Northeastern faculty and top cybersecurity executives from across the country convened Friday at an opening event for Northeastern’s Cybersecurity and Privacy Institute, where these security experts examined today’s most pressing cybersecurity challenges and shared their latest research.
John Manferdelli, who Northeastern recruited from Google to lead the institute, underscored the importance and impact of cybersecurity research. “When I first came here, I looked at the sectors of the economy: every single one is really profoundly affected by cyber,” he said to the some 120 attendees gathered in the Interdisciplinary Science and Engineering Complex auditorium. “But continued progress really relies on understandable security. A foundation of that is research.”
Niels Provos, Distinguished Engineer at Google, delivered the keynote, in which he discussed the state of security, practical applications of computer security research, and opportunities ahead for cybersecurity researchers. Among the challenges ahead are stemming the growing trend of major data security breaches, such as the one Equifax recently experienced. He said cybersecurity infrastructure is so complex that it can be difficult for users to understand. He added that software updates still represent one of the most effective data security methods, though some software is difficult to update and users don’t always do so.
Provos also highlighted ways in which Google is addressing these issues, including its launch this month of its Advanced Protection Program, which is tailored to the small set of users who are particularly at high risk for targeted online attacks.
“When we look at security research, we should not limit ourselves to just the technical side,” Provos added. “We really need to think about how this translates into practice. How can we do research that can be comprehensively adopted so that we end up in a place where we don’t lose our data every other day?”

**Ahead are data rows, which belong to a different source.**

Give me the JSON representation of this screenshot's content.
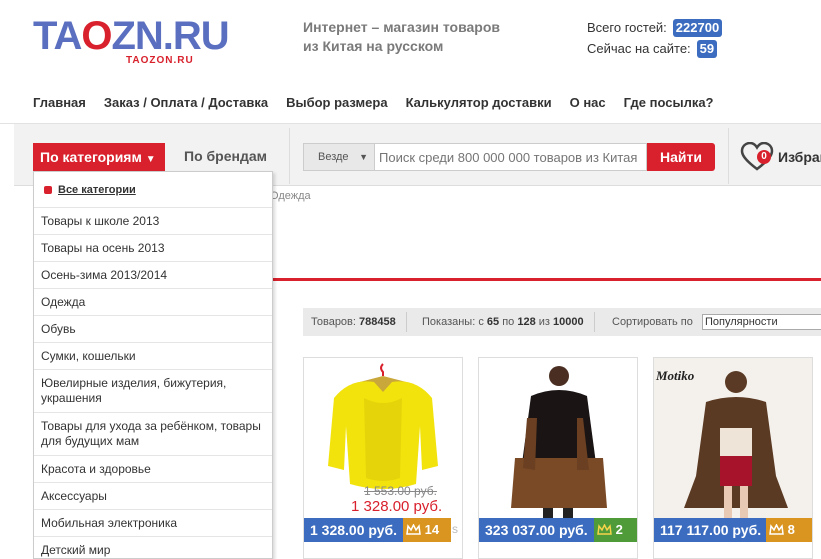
{
  "header": {
    "logo_text": "TAOZN.RU",
    "logo_text_left": "TA",
    "logo_text_globe": "O",
    "logo_text_right": "ZN.RU",
    "logo_sub": "TAOZON.RU",
    "tagline_line1": "Интернет – магазин товаров",
    "tagline_line2": "из Китая на русском",
    "guests_label": "Всего гостей:",
    "guests_value": "222700",
    "online_label": "Сейчас на сайте:",
    "online_value": "59"
  },
  "nav": [
    "Главная",
    "Заказ / Оплата / Доставка",
    "Выбор размера",
    "Калькулятор доставки",
    "О нас",
    "Где посылка?"
  ],
  "searchbar": {
    "categories_button": "По категориям",
    "categories_caret": "▼",
    "brands_button": "По брендам",
    "scope_value": "Везде",
    "scope_caret": "▼",
    "placeholder": "Поиск среди 800 000 000 товаров из Китая",
    "find_button": "Найти",
    "favorites_count": "0",
    "favorites_label": "Избранное"
  },
  "breadcrumb": "Одежда",
  "dropdown": {
    "all_label": "Все категории",
    "items": [
      "Товары к школе 2013",
      "Товары на осень 2013",
      "Осень-зима 2013/2014",
      "Одежда",
      "Обувь",
      "Сумки, кошельки",
      "Ювелирные изделия, бижутерия, украшения",
      "Товары для ухода за ребёнком, товары для будущих мам",
      "Красота и здоровье",
      "Аксессуары",
      "Мобильная электроника",
      "Детский мир"
    ]
  },
  "toolbar": {
    "total_label": "Товаров:",
    "total_value": "788458",
    "shown_label": "Показаны: с",
    "shown_from": "65",
    "shown_to_label": "по",
    "shown_to": "128",
    "shown_of_label": "из",
    "shown_of": "10000",
    "sort_label": "Сортировать по",
    "sort_value": "Популярности"
  },
  "products": [
    {
      "price": "1 328.00 руб.",
      "old_price": "1 553.00 руб.",
      "new_price": "1 328.00 руб.",
      "rating": "14",
      "tier": "gold",
      "suffix": "s"
    },
    {
      "price": "323 037.00 руб.",
      "rating": "2",
      "tier": "green"
    },
    {
      "price": "117 117.00 руб.",
      "rating": "8",
      "tier": "gold",
      "brand": "Motiko"
    }
  ],
  "colors": {
    "accent": "#d8212c",
    "price_bg": "#3b6cbf",
    "crown_green": "#4f9b3a",
    "crown_gold": "#d99520"
  }
}
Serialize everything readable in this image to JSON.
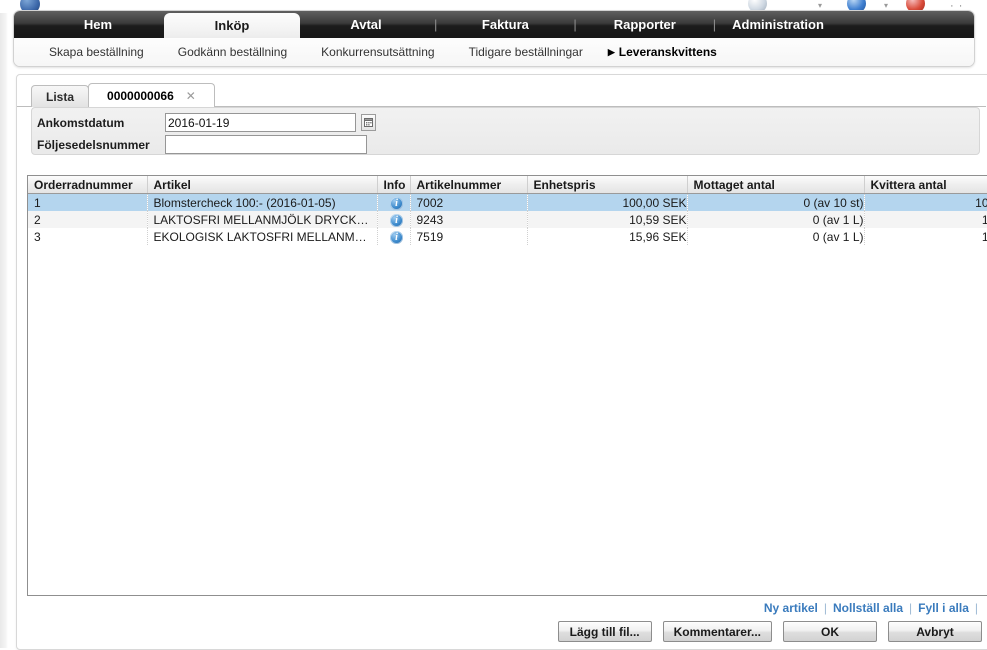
{
  "browser": {
    "logo_icon": "app-logo-icon",
    "address_placeholder_text": "",
    "buttons": [
      {
        "icon": "search-globe-icon",
        "kind": "gray"
      },
      {
        "icon": "back-arrow-icon",
        "kind": "blue"
      },
      {
        "icon": "stop-icon",
        "kind": "red"
      }
    ],
    "dots": "· ·"
  },
  "primary_nav": {
    "items": [
      {
        "label": "Hem",
        "active": false
      },
      {
        "label": "Inköp",
        "active": true
      },
      {
        "label": "Avtal",
        "active": false
      },
      {
        "label": "Faktura",
        "active": false
      },
      {
        "label": "Rapporter",
        "active": false
      },
      {
        "label": "Administration",
        "active": false
      }
    ],
    "separator": "|"
  },
  "secondary_nav": {
    "items": [
      {
        "label": "Skapa beställning",
        "active": false
      },
      {
        "label": "Godkänn beställning",
        "active": false
      },
      {
        "label": "Konkurrensutsättning",
        "active": false
      },
      {
        "label": "Tidigare beställningar",
        "active": false
      },
      {
        "label": "Leveranskvittens",
        "active": true
      }
    ],
    "active_arrow": "▶"
  },
  "tabs": [
    {
      "label": "Lista",
      "active": false,
      "closable": false
    },
    {
      "label": "0000000066",
      "active": true,
      "closable": true,
      "close_label": "✕"
    }
  ],
  "form": {
    "ankomstdatum_label": "Ankomstdatum",
    "ankomstdatum_value": "2016-01-19",
    "ankomstdatum_placeholder": "",
    "calendar_icon": "calendar-icon",
    "foljesedelsnummer_label": "Följesedelsnummer",
    "foljesedelsnummer_value": "",
    "foljesedelsnummer_placeholder": ""
  },
  "grid": {
    "columns": [
      "Orderradnummer",
      "Artikel",
      "Info",
      "Artikelnummer",
      "Enhetspris",
      "Mottaget antal",
      "Kvittera antal"
    ],
    "rows": [
      {
        "orderradnummer": "1",
        "artikel": "Blomstercheck 100:- (2016-01-05)",
        "info_icon": "info-icon",
        "info_glyph": "i",
        "artikelnummer": "7002",
        "enhetspris": "100,00 SEK",
        "mottaget_antal": "0 (av 10 st)",
        "kvittera_antal": "10",
        "selected": true
      },
      {
        "orderradnummer": "2",
        "artikel": "LAKTOSFRI MELLANMJÖLK DRYCK…",
        "info_icon": "info-icon",
        "info_glyph": "i",
        "artikelnummer": "9243",
        "enhetspris": "10,59 SEK",
        "mottaget_antal": "0 (av 1 L)",
        "kvittera_antal": "1",
        "selected": false
      },
      {
        "orderradnummer": "3",
        "artikel": "EKOLOGISK LAKTOSFRI MELLANM…",
        "info_icon": "info-icon",
        "info_glyph": "i",
        "artikelnummer": "7519",
        "enhetspris": "15,96 SEK",
        "mottaget_antal": "0 (av 1 L)",
        "kvittera_antal": "1",
        "selected": false
      }
    ]
  },
  "footer": {
    "links": [
      {
        "label": "Ny artikel"
      },
      {
        "label": "Nollställ alla"
      },
      {
        "label": "Fyll i alla"
      }
    ],
    "link_separator": "|",
    "buttons": [
      {
        "label": "Lägg till fil..."
      },
      {
        "label": "Kommentarer..."
      },
      {
        "label": "OK"
      },
      {
        "label": "Avbryt"
      }
    ]
  },
  "colors": {
    "accent_link": "#3a7bbd",
    "row_selected": "#b4d5ee",
    "nav_bar": "#1c1c1c",
    "info_icon": "#3d8bcd"
  }
}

Northeastern’s Cybersecurity and Privacy Institute brings together faculty, research scientists, students, government, and industry to develop new insights into today’s key security problems and deploy novel research techniques into the field. Also on Friday, Northeastern faculty led presentations and breakout sessions exploring this very research in areas such as internet of things security, the boundaries of privacy, cloud security, and resilient machine learning.